I’d certainly agree with him there, but I’d go further than that. I believe that much of our addictive behaviour may also arise from extreme inequality of status, rather than being hard-wired into our brains. To this we can also add the effects of the stress caused by our economy’s wild, unpredictable behaviour. And that’s not the end of it – by making over-worked (or unemployed) parents stressed, our economy also increases the likelihood that their children will be prone to addictions when they grow up.
The bleak side to this is that addiction truly is an insidious problem. People whose brains contain relatively few dopamine receptors have brain chemistry that is so dependent on their addictions that it can be next to impossible to change it. We shouldn’t ignore how serious a problem this is, or dismiss such people as simply lacking willpower; indeed, as mentioned above, the part of the brain that controls decision-making can be heavily compromised in such people. No amount of prior planning and discipline on their part will help. In some cases, the best we can do may be to be as compassionate as possible while taking care to protect ourselves and the vulnerable from abuse by them. Punishing or shaming people with severe addictions is completely pointless and likely to exacerbate the problem, but granting them positions of high responsibility is unwise to the point of being reckless.
The more hopeful side is that not all of us are in such an extreme state and that in fact our vulnerability to addiction is highly sensitive to the environment in which we find ourselves. This means that if we adjust the economy so that it allocates resources more evenly and provides more overall stability by carrying out the kinds of measures advocated by feasta and similar organisations, many of us could ultimately end up more secure and less stressed, and therefore also less prone to over-consumption. Instead of the vicious circle of stress triggering addictions which in turn lead to more stress, we would create a virtuous circle of a more relaxed economy leading to less of a need for artificial ‘fixes’.
Of course, much depends on how carefully and thoughtfully we make the transition. But as with the American soldiers who were ‘magically’ able to overcome their heroin addictions, it’s just possible that the shift away from a growth-based economy could be less psychologically painful for many than we fear.
Featured image: Waiting for customers. Author: DFanton. Source: http://www.sxc.hu/photo/257317
Note: Feasta is a forum for exchanging ideas. By posting on its site Feasta agrees that the ideas expressed by authors are worthy of consideration. However, there is no one ‘Feasta line’. The views of the article do not necessarily represent the views of all Feasta members.
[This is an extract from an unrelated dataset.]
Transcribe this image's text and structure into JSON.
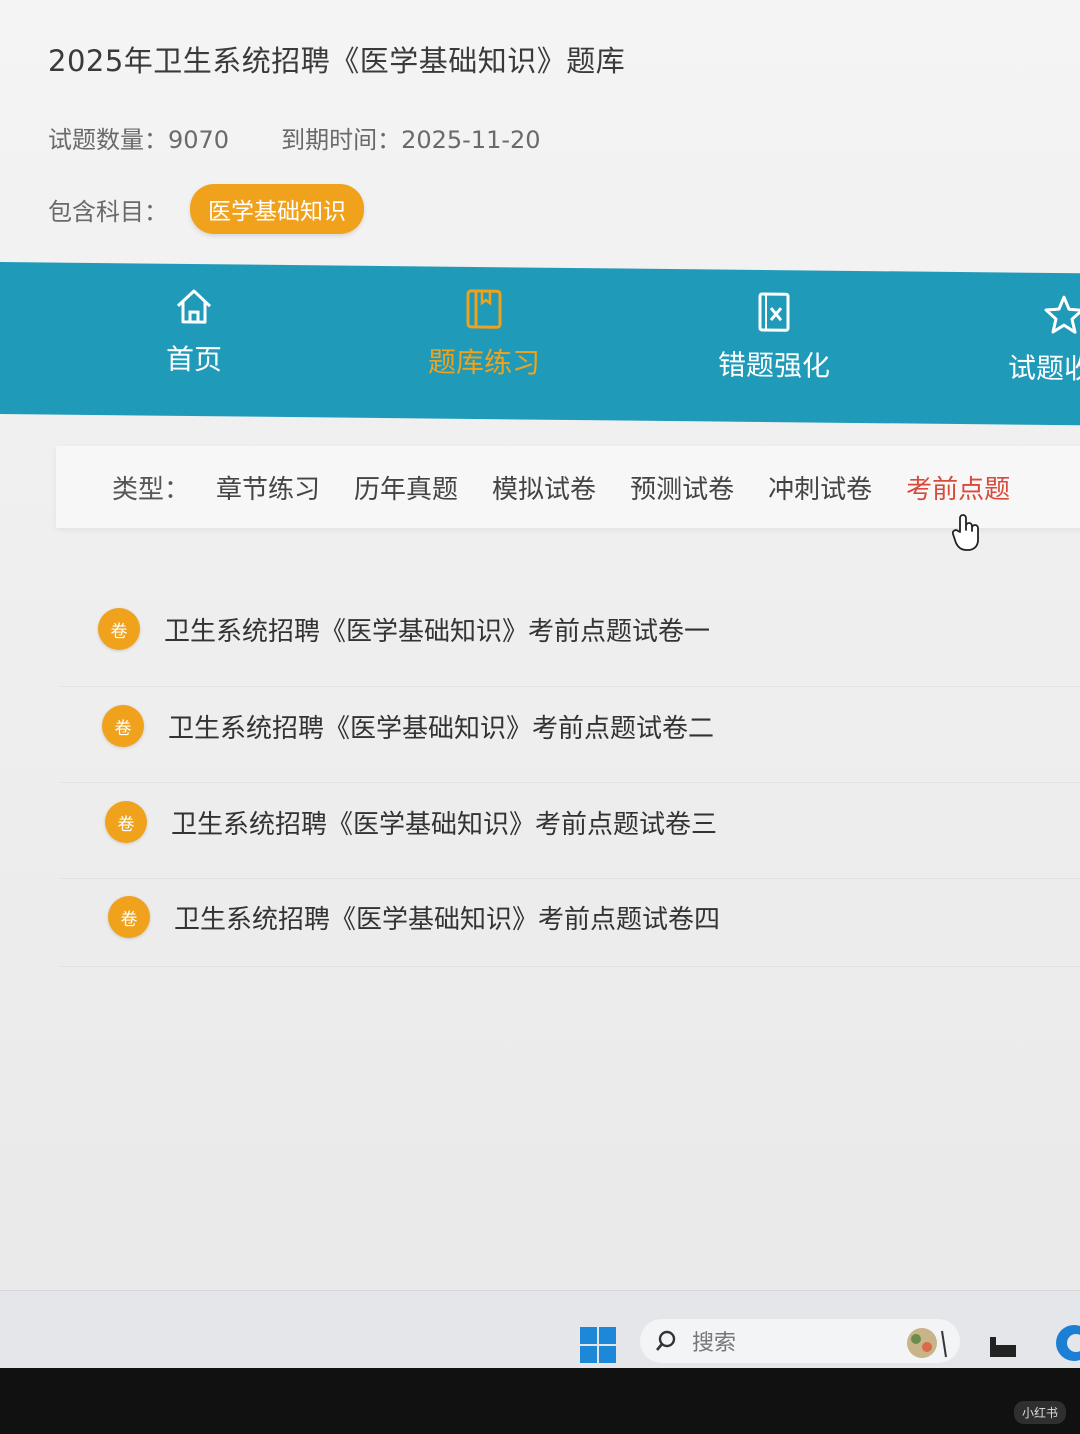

Caroline Whyte has been involved with Feasta since 2002. She studied ecological economics at Mälardalen University in Sweden, writing a masters thesis on the relationship between central banking and sustainability. She contributed to Feasta’s books Fleeing Vesuvius and Sharing for Survival. Along with four other Feasta climate group members she helped to launch the CapGlobalCarbon initative at the COP-21 summit in Paris in December 2015. She is also an active member of Feasta’s currency group . She is a steering group member of the Wellbeing Economy Hub for Ireland, the Environmental Pillar, and Stop Climate Chaos Ireland, and is one of three Pillar members of the Irish National Economic and Social Council (NESC). She lives in central France, from where she edits the Feasta website.